Good Morning Everybody,
I hope everybody liked the post yesterday. I got a call from my buddy, Kent Smith, who delivered the Canon 5d Mark II to our Canon rep on Sunday, only to convince her to let him borrow it later in the day for some video testing. I just got a call from Kent telling me how fired up he was about the video option - his first tests were fantastic he told me and he can't wait till his arrive.
He has this great idea of shooting the video snippets, tying them into the regular still images and making it available to his senior clients for their I-Pods & I-Phones, etc. He tells me his model was so "fired up" after he showed her some of the short footage and can't wait to get her I-Pod loaded up with the video. All good stuff, you know. As soon as I see his result, I'll give you an update.
Now On To Photon Ricochet
I have been demonstrating this technique for years since I first saw it utilized by my buddy Denis Reggie at my wedding 3 years ago. What happens if we take our on-camera flash, turn it 90 degrees, and bounce it off the wall? I've been bouncing my off-camera flash off the wall for years getting great results. Now with the much faster lenses, the higher ISO's being built into the cameras, and the ability to use apertures much wider than in the old medium format camera days, this technique can create much better lighting on the scene than Uncle Harry's on-camera "blast flash" technique. Hit the PLAY button below and learn how to play Photon Ricochet. Enjoy! -David
A Few Quick Points Of Clarification:
Last week I discussed how to use Hi-Speed Flash Sync on Technique Tuesday. It seems it's the HOT tropic these days. I just got wind that there is another great piece on the same subject over at Pixsylated.com.
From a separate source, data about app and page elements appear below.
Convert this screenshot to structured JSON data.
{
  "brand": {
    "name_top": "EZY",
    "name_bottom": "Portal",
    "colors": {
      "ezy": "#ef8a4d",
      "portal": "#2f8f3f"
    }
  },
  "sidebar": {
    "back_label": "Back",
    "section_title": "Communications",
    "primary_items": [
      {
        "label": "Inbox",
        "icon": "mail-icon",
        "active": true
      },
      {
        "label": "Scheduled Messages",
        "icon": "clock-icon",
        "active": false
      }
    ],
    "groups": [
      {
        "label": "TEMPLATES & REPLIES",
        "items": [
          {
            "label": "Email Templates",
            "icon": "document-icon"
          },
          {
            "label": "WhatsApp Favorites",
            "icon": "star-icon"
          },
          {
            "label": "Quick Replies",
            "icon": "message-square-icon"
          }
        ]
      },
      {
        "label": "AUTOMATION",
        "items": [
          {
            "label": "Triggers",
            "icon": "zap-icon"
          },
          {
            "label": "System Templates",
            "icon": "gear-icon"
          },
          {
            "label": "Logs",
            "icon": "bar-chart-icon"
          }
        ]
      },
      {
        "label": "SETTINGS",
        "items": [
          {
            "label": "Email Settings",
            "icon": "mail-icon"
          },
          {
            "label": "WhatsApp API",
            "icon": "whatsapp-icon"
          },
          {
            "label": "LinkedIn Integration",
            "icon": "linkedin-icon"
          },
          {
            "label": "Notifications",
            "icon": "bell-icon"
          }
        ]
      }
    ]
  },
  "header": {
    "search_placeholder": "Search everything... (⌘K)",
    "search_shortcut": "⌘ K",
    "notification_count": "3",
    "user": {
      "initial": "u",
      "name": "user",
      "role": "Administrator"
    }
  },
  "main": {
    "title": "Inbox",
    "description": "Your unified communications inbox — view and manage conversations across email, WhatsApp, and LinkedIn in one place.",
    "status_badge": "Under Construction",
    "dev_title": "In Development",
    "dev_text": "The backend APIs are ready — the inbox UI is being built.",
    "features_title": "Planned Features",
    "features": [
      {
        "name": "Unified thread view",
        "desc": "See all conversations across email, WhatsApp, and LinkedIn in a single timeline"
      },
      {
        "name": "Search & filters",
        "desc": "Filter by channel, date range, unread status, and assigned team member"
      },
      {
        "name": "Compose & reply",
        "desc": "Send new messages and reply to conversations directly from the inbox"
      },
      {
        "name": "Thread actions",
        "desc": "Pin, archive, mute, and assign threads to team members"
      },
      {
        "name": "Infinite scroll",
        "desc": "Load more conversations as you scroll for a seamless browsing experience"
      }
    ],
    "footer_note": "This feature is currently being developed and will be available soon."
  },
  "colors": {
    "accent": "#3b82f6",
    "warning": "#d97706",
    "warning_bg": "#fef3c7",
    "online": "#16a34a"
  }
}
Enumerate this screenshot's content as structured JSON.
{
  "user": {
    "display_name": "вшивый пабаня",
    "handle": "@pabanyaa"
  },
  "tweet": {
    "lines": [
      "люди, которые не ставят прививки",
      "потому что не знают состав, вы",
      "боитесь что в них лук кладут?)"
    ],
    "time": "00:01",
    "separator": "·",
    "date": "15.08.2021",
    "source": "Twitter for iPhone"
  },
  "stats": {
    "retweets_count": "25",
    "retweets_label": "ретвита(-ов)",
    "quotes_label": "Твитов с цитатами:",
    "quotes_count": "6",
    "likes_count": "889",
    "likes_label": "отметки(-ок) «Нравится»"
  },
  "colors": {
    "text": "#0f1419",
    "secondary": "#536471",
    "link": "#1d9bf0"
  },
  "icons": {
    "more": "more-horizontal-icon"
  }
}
Here is the link. That's to our buddy, Scott Kelby, over at Photoshop Insider for the heads up. Anyway, in last week's tutorial, "Rocket Speed Flash Sync" [link] two questions came up that I thought I would help clarify here whick I think are also answered over at Pixsylated.com, but anyway, here goes.
#1. If the flash were just "staying on" during the exposure, then the faster shutter speed would darken both the sky and the model.
That is exactly correct. The sky gets darker since it can now be controlled and darkened with a higher shutter speed. The shadows on the subject will also get darker too since they represent ambient light which is being reduced by the higher shutter speed.
#2. The gap between the curtains is just getting smaller but it still takes 1/250 for it to travel from top to bottom? Does this mean that the time from when the first light hits the sensor until the last light leaves the sensor is always the camera's highest NATIVE sync speed - 1/250 in this case?
The short and sweet answer is YES. But remember this, if the camera is set to 1/250 second, the actual flash duration could be MUCH shorter. It's only when "High Speed Flash" is used that the flash duration must be extended for the total time it takes the shutter to traverse the sensor - hence, the major power hit to the strobe when using this technique. It's still all Harry Potter magic the way this stuff works these day!
Hey gang, that's it for me today. Check back tomorrow for our scintillating podcast, "Should We Shoot The "Shoot and Burn" Wedding Photographer". No nasty emails yet please - give the podcast a good listen first. You may be surprised with what you hear. See ya' tomorrow. -David